Work item: Give back exactly the lines starting at the one with "Parse this screenshot: output" and ending at the last line of the data below. Pictures are not part of the copy.

Material for the task: Begin

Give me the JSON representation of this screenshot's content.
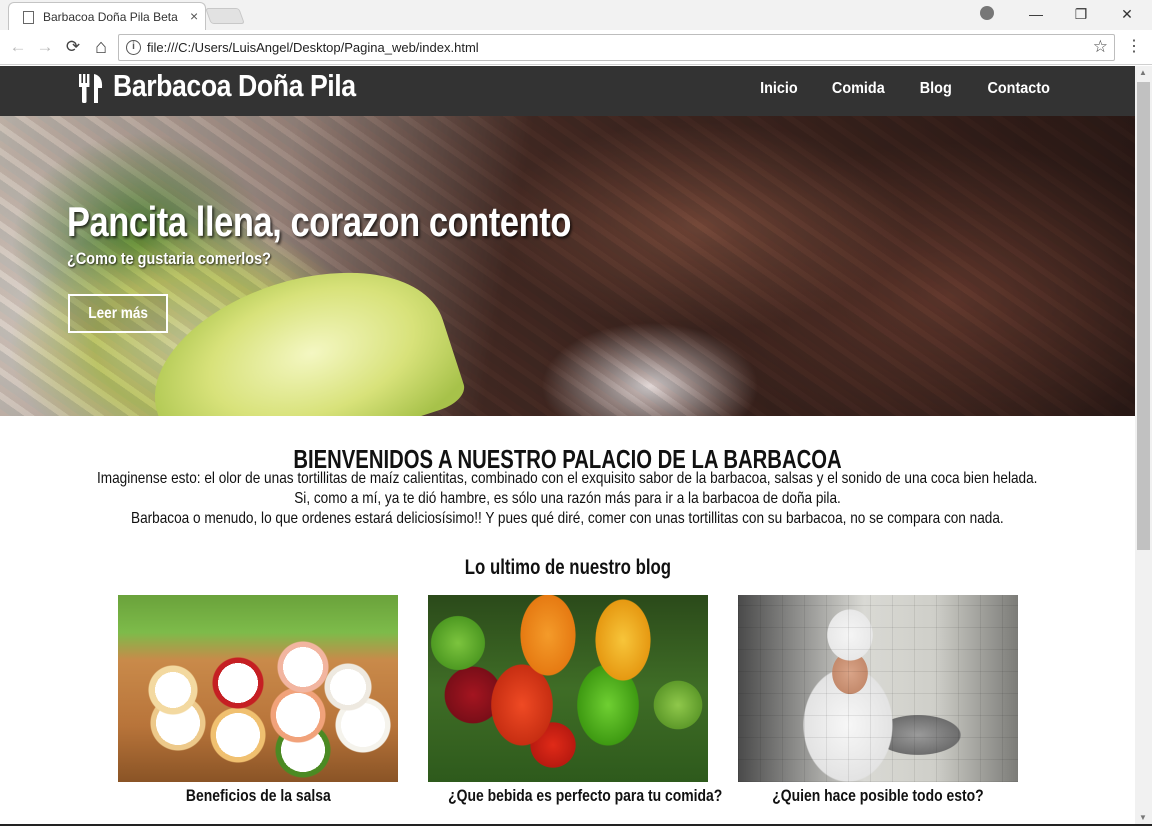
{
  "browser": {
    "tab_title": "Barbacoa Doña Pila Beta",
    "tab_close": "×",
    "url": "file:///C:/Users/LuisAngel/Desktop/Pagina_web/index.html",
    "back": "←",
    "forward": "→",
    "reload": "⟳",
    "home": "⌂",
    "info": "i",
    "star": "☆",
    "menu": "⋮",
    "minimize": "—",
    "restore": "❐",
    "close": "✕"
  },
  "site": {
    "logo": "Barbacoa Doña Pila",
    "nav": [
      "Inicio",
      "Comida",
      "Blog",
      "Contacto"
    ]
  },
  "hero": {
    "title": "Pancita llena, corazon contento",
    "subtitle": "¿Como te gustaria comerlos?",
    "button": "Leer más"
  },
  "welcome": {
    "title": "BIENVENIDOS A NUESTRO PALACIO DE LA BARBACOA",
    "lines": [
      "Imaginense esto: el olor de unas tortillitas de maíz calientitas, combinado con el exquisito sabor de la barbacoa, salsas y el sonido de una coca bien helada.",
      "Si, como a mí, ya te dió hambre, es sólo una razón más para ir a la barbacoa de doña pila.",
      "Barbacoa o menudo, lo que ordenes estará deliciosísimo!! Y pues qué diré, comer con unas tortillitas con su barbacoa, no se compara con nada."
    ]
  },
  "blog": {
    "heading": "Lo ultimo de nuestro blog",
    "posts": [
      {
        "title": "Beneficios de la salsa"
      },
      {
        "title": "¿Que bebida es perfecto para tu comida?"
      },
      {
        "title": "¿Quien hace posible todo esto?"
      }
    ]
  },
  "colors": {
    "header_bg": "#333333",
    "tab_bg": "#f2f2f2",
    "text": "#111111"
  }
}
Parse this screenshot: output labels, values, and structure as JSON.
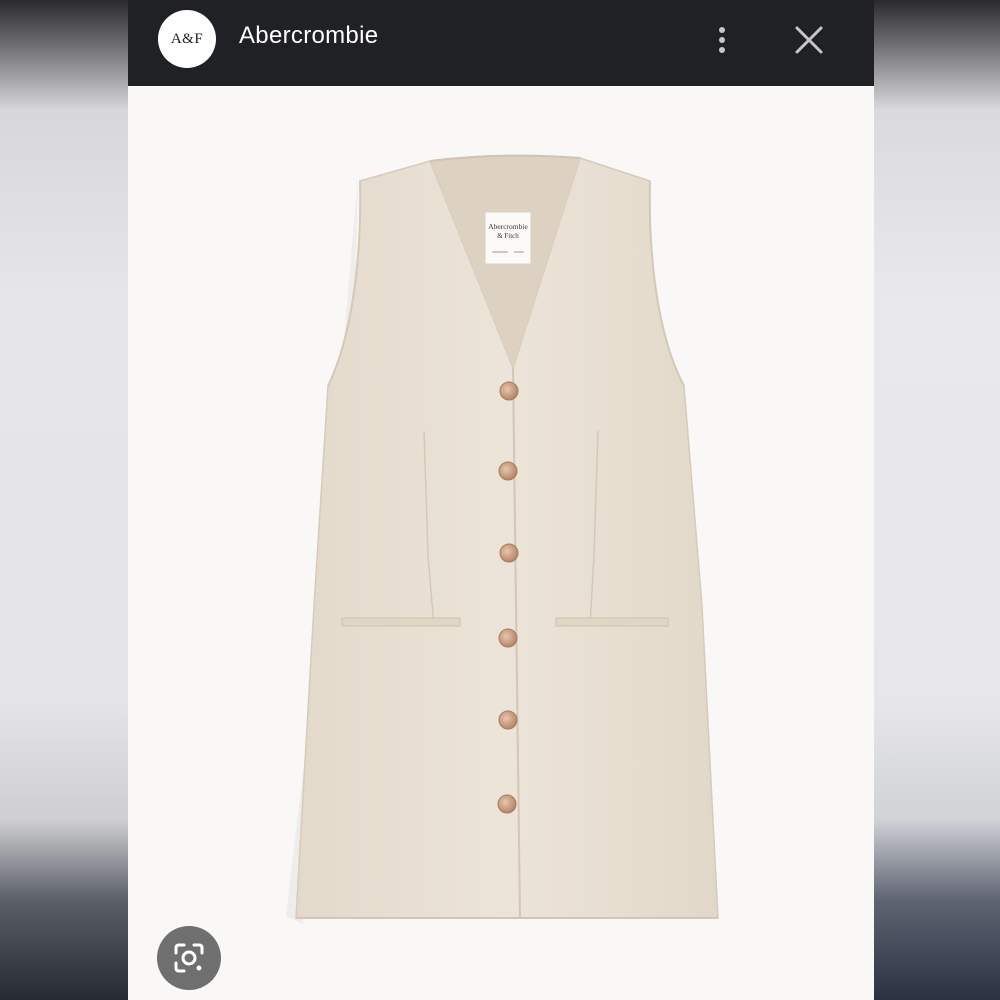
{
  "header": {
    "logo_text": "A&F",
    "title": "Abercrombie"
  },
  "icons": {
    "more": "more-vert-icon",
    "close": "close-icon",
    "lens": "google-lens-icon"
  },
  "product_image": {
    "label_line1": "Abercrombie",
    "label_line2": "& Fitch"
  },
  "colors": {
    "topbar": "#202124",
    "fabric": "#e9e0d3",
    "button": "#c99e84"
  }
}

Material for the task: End

Solution for this exercise:
Parse this screenshot: output labels, values, and structure as JSON.
{
  "header": {
    "logo_text": "A&F",
    "title": "Abercrombie"
  },
  "icons": {
    "more": "more-vert-icon",
    "close": "close-icon",
    "lens": "google-lens-icon"
  },
  "product_image": {
    "label_line1": "Abercrombie",
    "label_line2": "& Fitch"
  },
  "colors": {
    "topbar": "#202124",
    "fabric": "#e9e0d3",
    "button": "#c99e84"
  }
}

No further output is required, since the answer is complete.